BEGIN DATA UNDER STUDY
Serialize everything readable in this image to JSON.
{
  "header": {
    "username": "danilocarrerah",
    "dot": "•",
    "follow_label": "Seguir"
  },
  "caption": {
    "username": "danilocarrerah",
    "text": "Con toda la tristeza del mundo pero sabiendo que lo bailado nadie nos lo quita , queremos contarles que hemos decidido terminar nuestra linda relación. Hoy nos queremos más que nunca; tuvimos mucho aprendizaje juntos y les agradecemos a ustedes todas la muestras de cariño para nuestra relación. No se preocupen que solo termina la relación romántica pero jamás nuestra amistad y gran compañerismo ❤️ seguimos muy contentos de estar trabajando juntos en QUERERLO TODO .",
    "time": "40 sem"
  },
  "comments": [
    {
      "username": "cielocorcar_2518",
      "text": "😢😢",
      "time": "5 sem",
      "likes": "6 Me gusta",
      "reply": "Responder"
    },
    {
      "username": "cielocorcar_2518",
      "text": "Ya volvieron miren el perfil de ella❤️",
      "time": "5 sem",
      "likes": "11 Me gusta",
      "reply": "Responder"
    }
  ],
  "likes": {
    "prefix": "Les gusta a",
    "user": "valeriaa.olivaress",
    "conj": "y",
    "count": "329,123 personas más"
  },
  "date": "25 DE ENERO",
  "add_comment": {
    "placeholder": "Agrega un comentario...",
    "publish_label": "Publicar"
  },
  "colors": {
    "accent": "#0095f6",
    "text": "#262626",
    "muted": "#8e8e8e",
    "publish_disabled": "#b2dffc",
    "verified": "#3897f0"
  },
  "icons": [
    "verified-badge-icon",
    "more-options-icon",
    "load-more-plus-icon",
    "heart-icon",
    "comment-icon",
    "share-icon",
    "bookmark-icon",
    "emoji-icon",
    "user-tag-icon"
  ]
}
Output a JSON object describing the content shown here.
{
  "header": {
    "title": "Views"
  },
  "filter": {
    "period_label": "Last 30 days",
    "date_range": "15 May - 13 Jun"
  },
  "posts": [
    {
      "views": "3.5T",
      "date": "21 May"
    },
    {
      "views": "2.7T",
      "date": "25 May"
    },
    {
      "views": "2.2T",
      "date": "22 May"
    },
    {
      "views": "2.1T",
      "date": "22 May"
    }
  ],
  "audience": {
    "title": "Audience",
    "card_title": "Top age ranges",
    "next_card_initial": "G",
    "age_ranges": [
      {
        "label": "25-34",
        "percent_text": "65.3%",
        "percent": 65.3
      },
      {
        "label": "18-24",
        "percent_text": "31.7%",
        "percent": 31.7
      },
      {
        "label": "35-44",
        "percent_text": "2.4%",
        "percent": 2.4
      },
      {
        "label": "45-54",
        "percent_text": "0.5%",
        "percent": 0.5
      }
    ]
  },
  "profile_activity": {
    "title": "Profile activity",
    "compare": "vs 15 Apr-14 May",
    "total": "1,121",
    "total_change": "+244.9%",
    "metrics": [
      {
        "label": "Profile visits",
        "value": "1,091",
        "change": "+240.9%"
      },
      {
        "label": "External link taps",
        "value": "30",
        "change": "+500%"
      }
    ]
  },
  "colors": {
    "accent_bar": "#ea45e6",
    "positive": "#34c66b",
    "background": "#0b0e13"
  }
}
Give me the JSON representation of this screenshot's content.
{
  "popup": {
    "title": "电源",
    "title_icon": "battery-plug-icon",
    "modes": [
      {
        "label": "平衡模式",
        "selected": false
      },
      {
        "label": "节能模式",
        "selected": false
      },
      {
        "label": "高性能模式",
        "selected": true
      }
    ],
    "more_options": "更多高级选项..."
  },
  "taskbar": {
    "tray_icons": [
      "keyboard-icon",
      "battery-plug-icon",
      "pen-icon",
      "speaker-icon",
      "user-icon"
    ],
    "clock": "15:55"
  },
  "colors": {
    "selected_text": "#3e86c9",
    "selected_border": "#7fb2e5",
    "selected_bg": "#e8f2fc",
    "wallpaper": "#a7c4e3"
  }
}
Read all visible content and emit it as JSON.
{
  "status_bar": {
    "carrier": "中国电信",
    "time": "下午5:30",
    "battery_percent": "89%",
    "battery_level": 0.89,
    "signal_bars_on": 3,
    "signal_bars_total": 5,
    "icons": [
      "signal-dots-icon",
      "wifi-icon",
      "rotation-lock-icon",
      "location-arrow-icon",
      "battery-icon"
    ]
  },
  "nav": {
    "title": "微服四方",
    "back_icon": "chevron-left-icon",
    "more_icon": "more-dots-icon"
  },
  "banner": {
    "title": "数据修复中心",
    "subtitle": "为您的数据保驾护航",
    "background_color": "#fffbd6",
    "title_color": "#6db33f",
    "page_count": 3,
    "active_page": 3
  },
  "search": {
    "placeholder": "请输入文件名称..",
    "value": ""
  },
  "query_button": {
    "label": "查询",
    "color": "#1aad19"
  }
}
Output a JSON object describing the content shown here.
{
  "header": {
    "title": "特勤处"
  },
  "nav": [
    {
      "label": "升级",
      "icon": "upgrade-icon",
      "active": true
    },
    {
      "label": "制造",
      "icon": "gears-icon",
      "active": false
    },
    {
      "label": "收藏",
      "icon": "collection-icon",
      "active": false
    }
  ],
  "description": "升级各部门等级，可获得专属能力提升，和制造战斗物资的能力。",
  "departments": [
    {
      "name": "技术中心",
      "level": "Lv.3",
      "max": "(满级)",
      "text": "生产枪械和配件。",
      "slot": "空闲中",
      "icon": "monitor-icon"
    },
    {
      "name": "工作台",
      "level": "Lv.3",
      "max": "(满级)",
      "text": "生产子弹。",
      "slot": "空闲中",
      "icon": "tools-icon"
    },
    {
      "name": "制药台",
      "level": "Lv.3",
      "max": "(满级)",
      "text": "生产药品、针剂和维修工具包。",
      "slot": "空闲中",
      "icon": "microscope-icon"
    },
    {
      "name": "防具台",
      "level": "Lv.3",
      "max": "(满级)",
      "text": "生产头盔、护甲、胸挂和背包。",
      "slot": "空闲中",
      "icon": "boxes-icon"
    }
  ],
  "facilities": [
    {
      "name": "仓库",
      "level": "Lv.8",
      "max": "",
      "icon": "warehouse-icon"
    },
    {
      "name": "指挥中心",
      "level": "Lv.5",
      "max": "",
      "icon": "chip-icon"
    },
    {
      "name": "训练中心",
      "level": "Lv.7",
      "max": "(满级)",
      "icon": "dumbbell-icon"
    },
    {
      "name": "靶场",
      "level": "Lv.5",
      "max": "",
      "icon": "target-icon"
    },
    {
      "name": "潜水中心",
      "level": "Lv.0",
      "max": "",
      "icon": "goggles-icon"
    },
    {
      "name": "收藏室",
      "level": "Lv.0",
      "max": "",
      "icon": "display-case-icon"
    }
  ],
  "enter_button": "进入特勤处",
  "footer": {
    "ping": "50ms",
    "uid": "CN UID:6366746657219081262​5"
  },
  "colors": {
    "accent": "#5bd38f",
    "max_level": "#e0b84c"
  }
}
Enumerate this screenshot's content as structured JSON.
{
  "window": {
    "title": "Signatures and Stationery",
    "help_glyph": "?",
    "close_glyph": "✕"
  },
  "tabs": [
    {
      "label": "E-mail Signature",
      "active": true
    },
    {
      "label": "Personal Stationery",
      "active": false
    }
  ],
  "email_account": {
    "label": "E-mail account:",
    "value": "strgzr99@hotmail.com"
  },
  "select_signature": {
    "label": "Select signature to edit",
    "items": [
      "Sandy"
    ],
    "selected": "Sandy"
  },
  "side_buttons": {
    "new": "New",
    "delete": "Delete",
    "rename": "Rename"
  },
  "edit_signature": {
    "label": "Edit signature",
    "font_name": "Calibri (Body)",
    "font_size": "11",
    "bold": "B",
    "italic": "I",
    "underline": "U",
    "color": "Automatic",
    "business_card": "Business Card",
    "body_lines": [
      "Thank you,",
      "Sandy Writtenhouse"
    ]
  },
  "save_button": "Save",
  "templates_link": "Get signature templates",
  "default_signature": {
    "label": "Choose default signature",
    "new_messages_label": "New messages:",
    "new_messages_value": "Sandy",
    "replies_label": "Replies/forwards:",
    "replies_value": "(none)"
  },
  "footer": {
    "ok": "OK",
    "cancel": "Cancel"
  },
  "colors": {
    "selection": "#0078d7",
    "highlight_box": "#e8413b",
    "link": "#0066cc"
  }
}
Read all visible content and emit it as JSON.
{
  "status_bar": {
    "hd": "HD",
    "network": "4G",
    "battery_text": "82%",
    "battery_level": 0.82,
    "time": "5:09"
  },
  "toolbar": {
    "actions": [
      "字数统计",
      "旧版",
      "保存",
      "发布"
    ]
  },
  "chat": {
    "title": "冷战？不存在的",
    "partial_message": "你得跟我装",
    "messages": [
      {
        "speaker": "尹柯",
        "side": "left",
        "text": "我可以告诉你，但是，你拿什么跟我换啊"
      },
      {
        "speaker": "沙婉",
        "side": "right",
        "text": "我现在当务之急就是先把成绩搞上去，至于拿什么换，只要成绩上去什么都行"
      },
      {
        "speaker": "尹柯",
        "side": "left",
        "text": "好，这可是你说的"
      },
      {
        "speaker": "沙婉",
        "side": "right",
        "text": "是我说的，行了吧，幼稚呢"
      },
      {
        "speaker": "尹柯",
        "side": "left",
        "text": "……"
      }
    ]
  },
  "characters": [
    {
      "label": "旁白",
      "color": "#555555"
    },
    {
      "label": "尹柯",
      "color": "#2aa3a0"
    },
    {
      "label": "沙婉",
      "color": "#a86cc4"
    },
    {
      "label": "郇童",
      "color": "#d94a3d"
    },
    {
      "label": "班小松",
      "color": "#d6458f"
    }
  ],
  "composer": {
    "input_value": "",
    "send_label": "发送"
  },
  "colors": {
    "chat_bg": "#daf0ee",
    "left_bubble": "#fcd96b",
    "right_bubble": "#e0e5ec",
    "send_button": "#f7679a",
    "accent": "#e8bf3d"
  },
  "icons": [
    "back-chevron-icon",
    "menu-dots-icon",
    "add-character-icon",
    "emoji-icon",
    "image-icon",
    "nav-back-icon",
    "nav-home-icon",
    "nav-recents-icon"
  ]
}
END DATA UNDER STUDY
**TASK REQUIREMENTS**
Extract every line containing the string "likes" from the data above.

**RESULT OF THIS EXERCISE**
      "likes": "6 Me gusta",
      "likes": "11 Me gusta",
  "likes": {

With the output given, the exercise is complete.